Pacific Hills Homeowners Ass’n v. Prun (2008) 160 Cal.App.4th 1557. The association brought action against Prun for installing a fence because it violated setback requirements in the architectural guidelines. Prun argued that since the guidelines were not recorded, the action was barred by the statute of limitations. The court disagreed. Civil Code §336(b) provides for a five (5) years statute of limitations for violations of restrictions and architectural guidelines qualified as restrictions. NOTE: Rules now have the same 5-year statute of limitations as CC&Rs.

Brutocao v. The Hunt Club Community Ass’n (2008) unpublished. Brutocao submitted remodeling plans to the architectural committee. After the plans were approved, he submitted changes that were rejected. The association claimed that since the changes were rejected, the original plans were now rejected. The court found for the homeowner because the CC&Rs did not state that approved plans were revoked if a second set was denied. LESSON: Committees cannot exceed the power given to them by the CC&Rs.

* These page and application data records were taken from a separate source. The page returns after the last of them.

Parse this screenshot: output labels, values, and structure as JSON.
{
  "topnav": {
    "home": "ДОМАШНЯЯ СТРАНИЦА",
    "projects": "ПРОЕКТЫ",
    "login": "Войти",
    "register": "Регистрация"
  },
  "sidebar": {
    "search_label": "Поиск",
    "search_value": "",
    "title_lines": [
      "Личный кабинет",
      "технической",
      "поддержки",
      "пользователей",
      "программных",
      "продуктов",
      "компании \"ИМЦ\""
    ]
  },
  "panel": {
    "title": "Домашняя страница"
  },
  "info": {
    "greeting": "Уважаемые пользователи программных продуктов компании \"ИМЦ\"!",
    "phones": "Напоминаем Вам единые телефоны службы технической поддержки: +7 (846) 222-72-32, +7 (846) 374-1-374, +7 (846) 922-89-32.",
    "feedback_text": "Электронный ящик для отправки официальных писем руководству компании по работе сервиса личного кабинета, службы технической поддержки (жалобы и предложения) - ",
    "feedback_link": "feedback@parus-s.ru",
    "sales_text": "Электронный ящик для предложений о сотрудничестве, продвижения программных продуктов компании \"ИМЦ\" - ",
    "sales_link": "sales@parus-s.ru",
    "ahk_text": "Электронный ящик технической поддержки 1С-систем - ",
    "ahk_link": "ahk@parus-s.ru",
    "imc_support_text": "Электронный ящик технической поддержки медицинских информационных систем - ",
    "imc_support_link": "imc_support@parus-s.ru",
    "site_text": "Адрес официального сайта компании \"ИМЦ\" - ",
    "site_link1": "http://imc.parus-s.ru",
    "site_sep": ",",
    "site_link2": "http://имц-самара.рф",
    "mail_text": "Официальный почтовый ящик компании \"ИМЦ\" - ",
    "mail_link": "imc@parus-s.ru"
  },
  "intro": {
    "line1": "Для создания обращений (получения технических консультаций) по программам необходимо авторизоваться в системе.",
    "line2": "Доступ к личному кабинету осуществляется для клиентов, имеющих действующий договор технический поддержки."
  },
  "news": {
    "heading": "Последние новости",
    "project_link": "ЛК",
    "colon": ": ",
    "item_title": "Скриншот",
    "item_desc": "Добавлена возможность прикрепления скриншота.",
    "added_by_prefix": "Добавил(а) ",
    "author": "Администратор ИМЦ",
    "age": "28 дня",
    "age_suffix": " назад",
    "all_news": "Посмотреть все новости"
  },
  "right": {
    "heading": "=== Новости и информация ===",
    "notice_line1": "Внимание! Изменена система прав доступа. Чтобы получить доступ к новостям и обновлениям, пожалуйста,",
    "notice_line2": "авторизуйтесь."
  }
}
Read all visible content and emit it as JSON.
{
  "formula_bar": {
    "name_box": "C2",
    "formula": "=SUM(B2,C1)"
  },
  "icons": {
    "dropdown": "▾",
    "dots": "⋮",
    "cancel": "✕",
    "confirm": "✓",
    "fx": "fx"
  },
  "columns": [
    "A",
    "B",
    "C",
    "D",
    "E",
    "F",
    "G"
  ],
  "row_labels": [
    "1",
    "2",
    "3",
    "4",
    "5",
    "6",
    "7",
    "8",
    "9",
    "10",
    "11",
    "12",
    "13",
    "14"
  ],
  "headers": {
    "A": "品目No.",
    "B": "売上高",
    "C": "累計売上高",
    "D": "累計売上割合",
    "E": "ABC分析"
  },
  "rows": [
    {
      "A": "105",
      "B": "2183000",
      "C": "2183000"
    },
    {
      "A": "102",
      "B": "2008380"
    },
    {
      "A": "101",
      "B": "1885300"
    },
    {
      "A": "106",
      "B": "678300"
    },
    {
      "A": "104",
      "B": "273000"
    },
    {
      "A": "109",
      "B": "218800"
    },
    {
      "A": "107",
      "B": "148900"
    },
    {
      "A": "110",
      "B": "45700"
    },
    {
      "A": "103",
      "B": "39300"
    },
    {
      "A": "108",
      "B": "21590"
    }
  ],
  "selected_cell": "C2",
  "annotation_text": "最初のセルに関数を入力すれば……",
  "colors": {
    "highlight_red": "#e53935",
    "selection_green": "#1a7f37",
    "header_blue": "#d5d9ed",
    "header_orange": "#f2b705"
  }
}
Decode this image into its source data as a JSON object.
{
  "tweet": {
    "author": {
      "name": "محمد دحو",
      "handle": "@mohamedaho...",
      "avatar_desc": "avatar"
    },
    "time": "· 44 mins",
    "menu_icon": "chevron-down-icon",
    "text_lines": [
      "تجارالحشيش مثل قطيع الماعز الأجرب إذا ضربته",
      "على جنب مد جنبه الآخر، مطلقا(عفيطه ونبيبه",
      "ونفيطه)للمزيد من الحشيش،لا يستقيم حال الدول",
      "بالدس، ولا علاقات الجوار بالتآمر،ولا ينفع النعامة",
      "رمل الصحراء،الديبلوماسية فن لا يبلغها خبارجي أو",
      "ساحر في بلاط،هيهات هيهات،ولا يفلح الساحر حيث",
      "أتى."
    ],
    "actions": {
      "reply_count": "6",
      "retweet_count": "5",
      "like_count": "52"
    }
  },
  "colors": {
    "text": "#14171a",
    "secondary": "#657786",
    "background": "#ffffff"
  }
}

Ekstrom v. Marquesa at Monarch Beach HOA (Nov. 3, 2008) Cal.App.4th. Certain homes had ocean and/or golf course views. Over time, the views were blocked by palm trees on neighboring lots. The CC&Rs required that all trees be trimmed so they don’t exceed the height of the house. When owners complained that the association was not enforcing the CC&Rs, the board passed a rule excluding palm trees from the restriction. Owners sued and the association lost. LESSON: Rules must be consistent with the CC&Rs.

Golden Rain Foundation v. Franz (2008) 163 Cal. App.4th 1141. The Golden Rain Foundation is a private trust created to operate Leisure World in Seal Beach. Owners demanded access to records. Golden Rain refused claiming it was not covered by the Davis-Stirling Act. The court found that the Golden Rain Foundation was governed by the Act and ordered production of records. LESSON: Do not withhold records unless clearly provided for by statute.

Autry v. Villa Riviera Condominium Association
(November 26, 2008). The Corporations Code states that directors may be removed by a majority of a quorum. The bylaws provided that a director could not be removed except by a super majority of 60% of the membership. When the membership recalled Autry from the board, the association used the Corporations Code’s formula rather than the higher one in the bylaws. Autry sued and lost. She appealed and lost. LESSON: Unless statutes defer to an association’s governing documents, the statute will prevail.

ASSISTANCE: Associations needing legal assistance can contact us. To stay current with issues affecting community associations, subscribe to the Davis-Stirling Newsletter.

Adams Stirling PLC